Two features of science, [Oreskes] claims, account for its trustworthiness: its 'sustained engagement with the world' together with 'its social character.' Her emphasis on the second feature may surprise readers used to thinking of science as a tidy epistemic enterprise neatly insulated from social influence, but this view emerges clearly from her sober review of studies of science by historians, philosophers, sociologists, and anthropologists during the past half century.---Philip Kitcher, Boston Review-- "New Scientist"
Why Trust Science? is an optimistic analysis of the opportunities that exist for enhancing public trust in science.
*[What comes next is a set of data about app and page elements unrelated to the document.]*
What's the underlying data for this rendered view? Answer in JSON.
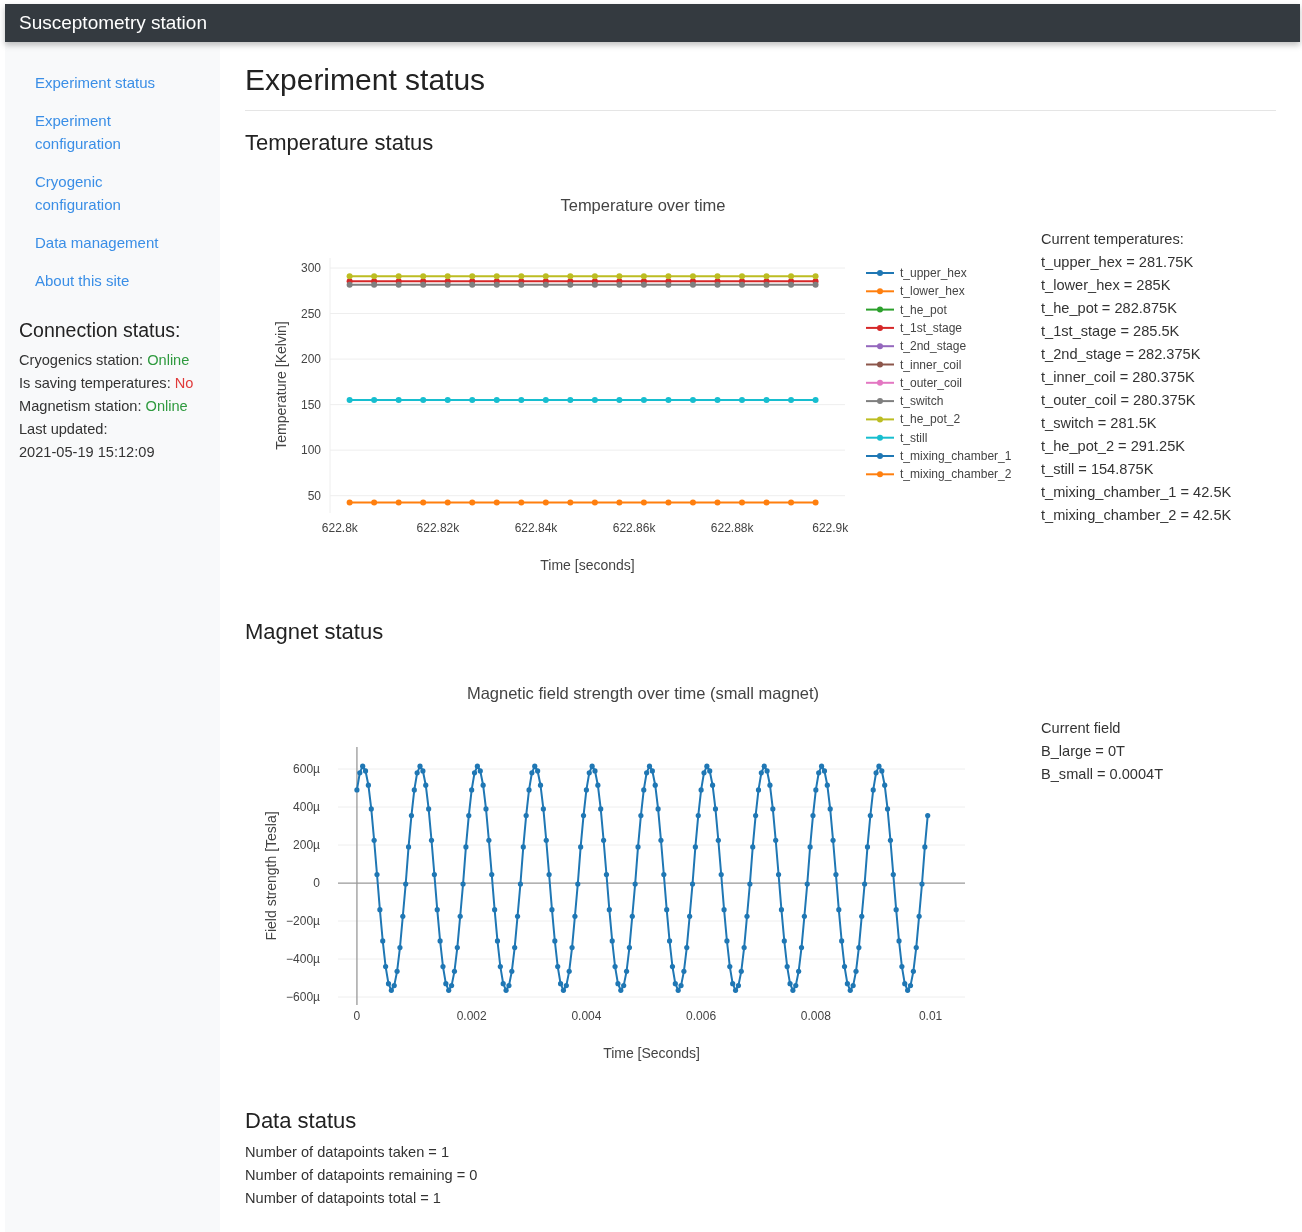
{
  "navbar": {
    "brand": "Susceptometry station"
  },
  "sidebar": {
    "links": [
      {
        "label": "Experiment status"
      },
      {
        "label": "Experiment configuration"
      },
      {
        "label": "Cryogenic configuration"
      },
      {
        "label": "Data management"
      },
      {
        "label": "About this site"
      }
    ],
    "connection_status": {
      "title": "Connection status:",
      "items": [
        {
          "label": "Cryogenics station:",
          "value": "Online",
          "ok": true
        },
        {
          "label": "Is saving temperatures:",
          "value": "No",
          "ok": false
        },
        {
          "label": "Magnetism station:",
          "value": "Online",
          "ok": true
        }
      ],
      "last_updated": {
        "label": "Last updated:",
        "value": "2021-05-19 15:12:09"
      }
    }
  },
  "main": {
    "title": "Experiment status",
    "sections": [
      {
        "kind": "chart",
        "heading": "Temperature status",
        "chart_data": {
          "type": "line",
          "title": "Temperature over time",
          "xlabel": "Time [seconds]",
          "ylabel": "Temperature [Kelvin]",
          "grid": true,
          "legend": "right",
          "xlim": [
            622798,
            622903
          ],
          "ylim": [
            31,
            311
          ],
          "x": [
            622802,
            622807,
            622812,
            622817,
            622822,
            622827,
            622832,
            622837,
            622842,
            622847,
            622852,
            622857,
            622862,
            622867,
            622872,
            622877,
            622882,
            622887,
            622892,
            622897
          ],
          "xticks": [
            {
              "value": 622800,
              "label": "622.8k"
            },
            {
              "value": 622820,
              "label": "622.82k"
            },
            {
              "value": 622840,
              "label": "622.84k"
            },
            {
              "value": 622860,
              "label": "622.86k"
            },
            {
              "value": 622880,
              "label": "622.88k"
            },
            {
              "value": 622900,
              "label": "622.9k"
            }
          ],
          "yticks": [
            50,
            100,
            150,
            200,
            250,
            300
          ],
          "series": [
            {
              "name": "t_upper_hex",
              "color": "#1f77b4",
              "marker": true,
              "values": [
                null,
                null,
                null,
                null,
                null,
                null,
                null,
                null,
                null,
                null,
                null,
                null,
                null,
                null,
                null,
                null,
                null,
                null,
                null,
                null
              ]
            },
            {
              "name": "t_lower_hex",
              "color": "#ff7f0e",
              "marker": true,
              "values": [
                null,
                null,
                null,
                null,
                null,
                null,
                null,
                null,
                null,
                null,
                null,
                null,
                null,
                null,
                null,
                null,
                null,
                null,
                null,
                null
              ]
            },
            {
              "name": "t_he_pot",
              "color": "#2ca02c",
              "marker": true,
              "values": [
                null,
                null,
                null,
                null,
                null,
                null,
                null,
                null,
                null,
                null,
                null,
                null,
                null,
                null,
                null,
                null,
                null,
                null,
                null,
                null
              ]
            },
            {
              "name": "t_1st_stage",
              "color": "#d62728",
              "marker": true,
              "values": [
                285.5,
                285.5,
                285.5,
                285.5,
                285.5,
                285.5,
                285.5,
                285.5,
                285.5,
                285.5,
                285.5,
                285.5,
                285.5,
                285.5,
                285.5,
                285.5,
                285.5,
                285.5,
                285.5,
                285.5
              ]
            },
            {
              "name": "t_2nd_stage",
              "color": "#9467bd",
              "marker": true,
              "values": [
                null,
                null,
                null,
                null,
                null,
                null,
                null,
                null,
                null,
                null,
                null,
                null,
                null,
                null,
                null,
                null,
                null,
                null,
                null,
                null
              ]
            },
            {
              "name": "t_inner_coil",
              "color": "#8c564b",
              "marker": true,
              "values": [
                null,
                null,
                null,
                null,
                null,
                null,
                null,
                null,
                null,
                null,
                null,
                null,
                null,
                null,
                null,
                null,
                null,
                null,
                null,
                null
              ]
            },
            {
              "name": "t_outer_coil",
              "color": "#e377c2",
              "marker": true,
              "values": [
                null,
                null,
                null,
                null,
                null,
                null,
                null,
                null,
                null,
                null,
                null,
                null,
                null,
                null,
                null,
                null,
                null,
                null,
                null,
                null
              ]
            },
            {
              "name": "t_switch",
              "color": "#7f7f7f",
              "marker": true,
              "values": [
                281.5,
                281.5,
                281.5,
                281.5,
                281.5,
                281.5,
                281.5,
                281.5,
                281.5,
                281.5,
                281.5,
                281.5,
                281.5,
                281.5,
                281.5,
                281.5,
                281.5,
                281.5,
                281.5,
                281.5
              ]
            },
            {
              "name": "t_he_pot_2",
              "color": "#bcbd22",
              "marker": true,
              "values": [
                291,
                291,
                291,
                291,
                291,
                291,
                291,
                291,
                291,
                291,
                291,
                291,
                291,
                291,
                291,
                291,
                291,
                291,
                291,
                291
              ]
            },
            {
              "name": "t_still",
              "color": "#17becf",
              "marker": true,
              "values": [
                155,
                155,
                155,
                155,
                155,
                155,
                155,
                155,
                155,
                155,
                155,
                155,
                155,
                155,
                155,
                155,
                155,
                155,
                155,
                155
              ]
            },
            {
              "name": "t_mixing_chamber_1",
              "color": "#1f77b4",
              "marker": true,
              "values": [
                null,
                null,
                null,
                null,
                null,
                null,
                null,
                null,
                null,
                null,
                null,
                null,
                null,
                null,
                null,
                null,
                null,
                null,
                null,
                null
              ]
            },
            {
              "name": "t_mixing_chamber_2",
              "color": "#ff7f0e",
              "marker": true,
              "values": [
                42.5,
                42.5,
                42.5,
                42.5,
                42.5,
                42.5,
                42.5,
                42.5,
                42.5,
                42.5,
                42.5,
                42.5,
                42.5,
                42.5,
                42.5,
                42.5,
                42.5,
                42.5,
                42.5,
                42.5
              ]
            }
          ]
        },
        "readings": {
          "title": "Current temperatures:",
          "lines": [
            "t_upper_hex = 281.75K",
            "t_lower_hex = 285K",
            "t_he_pot = 282.875K",
            "t_1st_stage = 285.5K",
            "t_2nd_stage = 282.375K",
            "t_inner_coil = 280.375K",
            "t_outer_coil = 280.375K",
            "t_switch = 281.5K",
            "t_he_pot_2 = 291.25K",
            "t_still = 154.875K",
            "t_mixing_chamber_1 = 42.5K",
            "t_mixing_chamber_2 = 42.5K"
          ]
        }
      },
      {
        "kind": "chart",
        "heading": "Magnet status",
        "chart_data": {
          "type": "line",
          "title": "Magnetic field strength over time (small magnet)",
          "xlabel": "Time [Seconds]",
          "ylabel": "Field strength [Tesla]",
          "grid": true,
          "xlim": [
            -0.00033,
            0.0106
          ],
          "ylim": [
            -642,
            716
          ],
          "x": [
            0,
            5e-05,
            0.0001,
            0.00015,
            0.0002,
            0.00025,
            0.0003,
            0.00035,
            0.0004,
            0.00045,
            0.0005,
            0.00055,
            0.0006,
            0.00065,
            0.0007,
            0.00075,
            0.0008,
            0.00085,
            0.0009,
            0.00095,
            0.001,
            0.00105,
            0.0011,
            0.00115,
            0.0012,
            0.00125,
            0.0013,
            0.00135,
            0.0014,
            0.00145,
            0.0015,
            0.00155,
            0.0016,
            0.00165,
            0.0017,
            0.00175,
            0.0018,
            0.00185,
            0.0019,
            0.00195,
            0.002,
            0.00205,
            0.0021,
            0.00215,
            0.0022,
            0.00225,
            0.0023,
            0.00235,
            0.0024,
            0.00245,
            0.0025,
            0.00255,
            0.0026,
            0.00265,
            0.0027,
            0.00275,
            0.0028,
            0.00285,
            0.0029,
            0.00295,
            0.003,
            0.00305,
            0.0031,
            0.00315,
            0.0032,
            0.00325,
            0.0033,
            0.00335,
            0.0034,
            0.00345,
            0.0035,
            0.00355,
            0.0036,
            0.00365,
            0.0037,
            0.00375,
            0.0038,
            0.00385,
            0.0039,
            0.00395,
            0.004,
            0.00405,
            0.0041,
            0.00415,
            0.0042,
            0.00425,
            0.0043,
            0.00435,
            0.0044,
            0.00445,
            0.0045,
            0.00455,
            0.0046,
            0.00465,
            0.0047,
            0.00475,
            0.0048,
            0.00485,
            0.0049,
            0.00495,
            0.005,
            0.00505,
            0.0051,
            0.00515,
            0.0052,
            0.00525,
            0.0053,
            0.00535,
            0.0054,
            0.00545,
            0.0055,
            0.00555,
            0.0056,
            0.00565,
            0.0057,
            0.00575,
            0.0058,
            0.00585,
            0.0059,
            0.00595,
            0.006,
            0.00605,
            0.0061,
            0.00615,
            0.0062,
            0.00625,
            0.0063,
            0.00635,
            0.0064,
            0.00645,
            0.0065,
            0.00655,
            0.0066,
            0.00665,
            0.0067,
            0.00675,
            0.0068,
            0.00685,
            0.0069,
            0.00695,
            0.007,
            0.00705,
            0.0071,
            0.00715,
            0.0072,
            0.00725,
            0.0073,
            0.00735,
            0.0074,
            0.00745,
            0.0075,
            0.00755,
            0.0076,
            0.00765,
            0.0077,
            0.00775,
            0.0078,
            0.00785,
            0.0079,
            0.00795,
            0.008,
            0.00805,
            0.0081,
            0.00815,
            0.0082,
            0.00825,
            0.0083,
            0.00835,
            0.0084,
            0.00845,
            0.0085,
            0.00855,
            0.0086,
            0.00865,
            0.0087,
            0.00875,
            0.0088,
            0.00885,
            0.0089,
            0.00895,
            0.009,
            0.00905,
            0.0091,
            0.00915,
            0.0092,
            0.00925,
            0.0093,
            0.00935,
            0.0094,
            0.00945,
            0.0095,
            0.00955,
            0.0096,
            0.00965,
            0.0097,
            0.00975,
            0.0098,
            0.00985,
            0.0099,
            0.00995
          ],
          "xticks": [
            0,
            0.002,
            0.004,
            0.006,
            0.008,
            0.01
          ],
          "yticks": [
            {
              "value": -600,
              "label": "−600µ"
            },
            {
              "value": -400,
              "label": "−400µ"
            },
            {
              "value": -200,
              "label": "−200µ"
            },
            {
              "value": 0,
              "label": "0"
            },
            {
              "value": 200,
              "label": "200µ"
            },
            {
              "value": 400,
              "label": "400µ"
            },
            {
              "value": 600,
              "label": "600µ"
            }
          ],
          "series": [
            {
              "color": "#1f77b4",
              "marker": true,
              "values": [
                490,
                580,
                615,
                590,
                515,
                390,
                225,
                45,
                -140,
                -305,
                -440,
                -530,
                -565,
                -540,
                -465,
                -340,
                -175,
                -5,
                190,
                355,
                490,
                580,
                615,
                590,
                515,
                390,
                225,
                45,
                -140,
                -305,
                -440,
                -530,
                -565,
                -540,
                -465,
                -340,
                -175,
                -5,
                190,
                355,
                490,
                580,
                615,
                590,
                515,
                390,
                225,
                45,
                -140,
                -305,
                -440,
                -530,
                -565,
                -540,
                -465,
                -340,
                -175,
                -5,
                190,
                355,
                490,
                580,
                615,
                590,
                515,
                390,
                225,
                45,
                -140,
                -305,
                -440,
                -530,
                -565,
                -540,
                -465,
                -340,
                -175,
                -5,
                190,
                355,
                490,
                580,
                615,
                590,
                515,
                390,
                225,
                45,
                -140,
                -305,
                -440,
                -530,
                -565,
                -540,
                -465,
                -340,
                -175,
                -5,
                190,
                355,
                490,
                580,
                615,
                590,
                515,
                390,
                225,
                45,
                -140,
                -305,
                -440,
                -530,
                -565,
                -540,
                -465,
                -340,
                -175,
                -5,
                190,
                355,
                490,
                580,
                615,
                590,
                515,
                390,
                225,
                45,
                -140,
                -305,
                -440,
                -530,
                -565,
                -540,
                -465,
                -340,
                -175,
                -5,
                190,
                355,
                490,
                580,
                615,
                590,
                515,
                390,
                225,
                45,
                -140,
                -305,
                -440,
                -530,
                -565,
                -540,
                -465,
                -340,
                -175,
                -5,
                190,
                355,
                490,
                580,
                615,
                590,
                515,
                390,
                225,
                45,
                -140,
                -305,
                -440,
                -530,
                -565,
                -540,
                -465,
                -340,
                -175,
                -5,
                190,
                355,
                490,
                580,
                615,
                590,
                515,
                390,
                225,
                45,
                -140,
                -305,
                -440,
                -530,
                -565,
                -540,
                -465,
                -340,
                -175,
                -5,
                190,
                355
              ]
            }
          ]
        },
        "readings": {
          "title": "Current field",
          "lines": [
            "B_large = 0T",
            "B_small = 0.0004T"
          ]
        }
      },
      {
        "kind": "text",
        "heading": "Data status",
        "lines": [
          "Number of datapoints taken = 1",
          "Number of datapoints remaining = 0",
          "Number of datapoints total = 1"
        ]
      }
    ]
  }
}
This book should be mandatory reading for anyone who is part of the scientific endeavor.---Elisabeth Gilmore, Science-- "New Scientist"
[A] fascinating new book . . . in a field with few reasons to be cheerful, it is both enlightening and encouraging. Once we begin to understand the size of the chasm that separates science's outsiders and insiders, as Oreskes clearly does, we can at least start to design a bridge.---Michael Brooks, New Scientist-- "New Scientist"
Oreskes joins a distinguished line of thinkers who explain why we should trust the findings of the scientific community . . . [and] clearly reminds readers that science has consistently brought home the bacon.-- "Kirkus Reviews"
The decline of trust in science is one aspect of a much wider social issue, and the author gives a detailed survey of various perspectives from history and philosophy of science including many of the best-known names in the field.---David Lorimer, Paradigm Explorer-- "Kirkus Reviews"
New Zealand Listener's Best Book of 2019-- "Kirkus Reviews"
A marvellous, up to date, thorough historical survey of science and its processes.---John R. Helliwell, Journal of Applied Crystallography-- "Kirkus Reviews"